This is an archived article and the information in the article may be outdated. Please look at the time stamp on the story to see when it was last updated.

HOUSTON – In a press conference at city hall on Tuesday, Houston Mayor Sylvester Turner announced that HPD Chief Charles McClelland will be leaving his position, effective February 26. That’s after 39 years of service.

The decision on an interim chief has not yet been made.

McClelland said at the press conference that he was leaving due to family due to family issues.

The Houston Police Department took to Facebook to speak of Chief McClelland’s decision by posting:

After 39 years of serving the citizens of this great city – the last six as its police chief – Charles McClelland announced his retirement this afternoon from the Houston Police Department. His last day will be Friday, February 26. Chief McClelland, 61, says he gave everything he had for the past four decades and it’s time to pass over the reins to the next leader of the most professional police department in the U.S. The Chief, who is looking forward to spending time with his daughters and his grandchildren, has this short video message for the citizens of Houston.

Mayor Sylvester Turner accepted the retirement and issued the following press release in regards to McClelland stepping down as Chief.

Mayor Turner Accepts Retirement of Police Chief Charles McClelland

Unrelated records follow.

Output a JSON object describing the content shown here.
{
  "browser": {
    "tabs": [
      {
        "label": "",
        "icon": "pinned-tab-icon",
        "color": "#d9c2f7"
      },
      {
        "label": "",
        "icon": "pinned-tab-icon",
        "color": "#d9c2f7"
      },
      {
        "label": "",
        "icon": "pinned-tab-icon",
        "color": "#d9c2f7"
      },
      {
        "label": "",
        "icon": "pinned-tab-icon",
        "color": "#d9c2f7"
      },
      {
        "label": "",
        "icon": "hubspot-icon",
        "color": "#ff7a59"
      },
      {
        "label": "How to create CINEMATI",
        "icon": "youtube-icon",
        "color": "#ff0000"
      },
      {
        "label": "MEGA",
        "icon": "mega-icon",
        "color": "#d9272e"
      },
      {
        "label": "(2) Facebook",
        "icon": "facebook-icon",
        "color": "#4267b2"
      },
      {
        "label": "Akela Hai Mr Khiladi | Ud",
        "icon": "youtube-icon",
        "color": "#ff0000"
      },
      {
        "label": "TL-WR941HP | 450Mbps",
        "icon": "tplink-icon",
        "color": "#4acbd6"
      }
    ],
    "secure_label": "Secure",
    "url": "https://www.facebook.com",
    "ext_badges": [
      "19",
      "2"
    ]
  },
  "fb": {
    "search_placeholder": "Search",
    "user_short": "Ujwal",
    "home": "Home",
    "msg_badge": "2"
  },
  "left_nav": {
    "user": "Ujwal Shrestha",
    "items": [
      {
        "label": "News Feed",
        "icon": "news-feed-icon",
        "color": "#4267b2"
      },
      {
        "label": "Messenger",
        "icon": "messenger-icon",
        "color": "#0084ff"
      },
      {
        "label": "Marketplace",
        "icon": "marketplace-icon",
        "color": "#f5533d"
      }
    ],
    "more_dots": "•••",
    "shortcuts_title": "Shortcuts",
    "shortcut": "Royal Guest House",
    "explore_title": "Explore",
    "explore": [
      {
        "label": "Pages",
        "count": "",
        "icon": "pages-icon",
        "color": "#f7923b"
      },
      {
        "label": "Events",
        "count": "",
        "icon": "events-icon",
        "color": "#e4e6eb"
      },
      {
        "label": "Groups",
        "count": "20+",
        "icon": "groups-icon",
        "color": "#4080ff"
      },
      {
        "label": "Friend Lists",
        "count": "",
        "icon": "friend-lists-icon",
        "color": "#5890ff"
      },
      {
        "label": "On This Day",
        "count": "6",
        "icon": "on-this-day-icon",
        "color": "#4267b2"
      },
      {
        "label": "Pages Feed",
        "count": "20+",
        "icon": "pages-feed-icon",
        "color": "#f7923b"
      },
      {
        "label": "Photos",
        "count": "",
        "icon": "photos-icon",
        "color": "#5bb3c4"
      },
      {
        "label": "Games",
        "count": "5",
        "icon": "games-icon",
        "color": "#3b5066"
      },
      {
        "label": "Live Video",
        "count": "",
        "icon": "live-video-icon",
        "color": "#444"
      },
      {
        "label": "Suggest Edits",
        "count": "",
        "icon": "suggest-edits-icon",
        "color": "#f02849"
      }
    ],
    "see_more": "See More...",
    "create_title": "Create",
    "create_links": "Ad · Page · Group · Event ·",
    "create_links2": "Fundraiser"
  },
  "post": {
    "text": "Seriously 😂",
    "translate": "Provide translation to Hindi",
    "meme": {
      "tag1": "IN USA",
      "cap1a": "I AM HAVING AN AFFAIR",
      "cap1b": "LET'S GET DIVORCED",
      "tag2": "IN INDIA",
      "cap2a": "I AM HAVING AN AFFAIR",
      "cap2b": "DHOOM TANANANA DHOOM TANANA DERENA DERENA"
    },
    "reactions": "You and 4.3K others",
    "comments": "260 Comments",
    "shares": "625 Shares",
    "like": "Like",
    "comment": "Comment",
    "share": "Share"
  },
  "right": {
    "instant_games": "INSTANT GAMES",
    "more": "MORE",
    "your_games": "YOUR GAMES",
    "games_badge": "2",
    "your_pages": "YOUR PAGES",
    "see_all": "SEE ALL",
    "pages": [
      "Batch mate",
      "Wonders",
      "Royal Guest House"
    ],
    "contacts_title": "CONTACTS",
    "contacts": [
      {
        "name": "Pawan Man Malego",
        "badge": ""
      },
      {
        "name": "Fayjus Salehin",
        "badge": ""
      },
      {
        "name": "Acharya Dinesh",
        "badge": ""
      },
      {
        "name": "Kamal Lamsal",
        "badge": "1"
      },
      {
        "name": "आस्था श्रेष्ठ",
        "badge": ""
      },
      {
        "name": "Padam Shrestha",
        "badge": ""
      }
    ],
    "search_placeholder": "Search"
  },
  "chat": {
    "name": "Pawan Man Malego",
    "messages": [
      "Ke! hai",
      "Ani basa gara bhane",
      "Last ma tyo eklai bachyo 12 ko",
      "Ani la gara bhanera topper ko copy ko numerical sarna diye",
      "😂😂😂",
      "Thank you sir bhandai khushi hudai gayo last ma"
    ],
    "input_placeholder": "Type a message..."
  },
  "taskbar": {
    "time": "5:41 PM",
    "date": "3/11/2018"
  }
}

Mayor Sylvester Turner today announced that he has accepted the retirement of Houston Police Chief Charles McClelland, effective February 26, 2016.  McClelland was sworn in as a police officer in September 1977. He rose through the ranks at HPD and was sworn in by former Mayor Annise Parker as police chief on April 14, 2010.

“I want to thank Chief McClelland for his 39 years of service to the City,” said Mayor Turner.  “He is a respected figure in the community who has served this city well and has many accomplishments of which to be proud.  The city’s crime rate during his tenure is lower than it was for the previous six years and citizen complaints filed against our officers are at a record low.”

Chief McClelland managed the fifth largest police agency in the nation with a budget of more than $825 million and a staff of 5200 sworn officers and 1200 civilian employees.  Whether it is creating new programs aimed at encouraging positive interaction with Houston’s youth, organizing a town hall where residents have the opportunity to ask questions or simply sharing a cup of coffee with residents, Chief McClelland made it a point to focus on taking HPD to the community it serves.

When asked what he considers his proudest accomplishments, he cites the lower crime rate, HPD’s stewardship of its financial resources and improved community relations.  He is also very personally proud of having been able to convince former Mayor Parker and City Council to name HPD headquarters after Officer Edward A. Thomas, one of HPD’s first African American officers and the department’s longest serving officer.

This is a decision that was reached after much personal thought and consultation with my family,” said McClelland.  “It was not an easy decision, but I know it is the right decision for me personally.  I am leaving HPD in a better place than it was six years ago.”

Mayor Turner has not yet selected an interim chief.  That decision will be made in the coming days.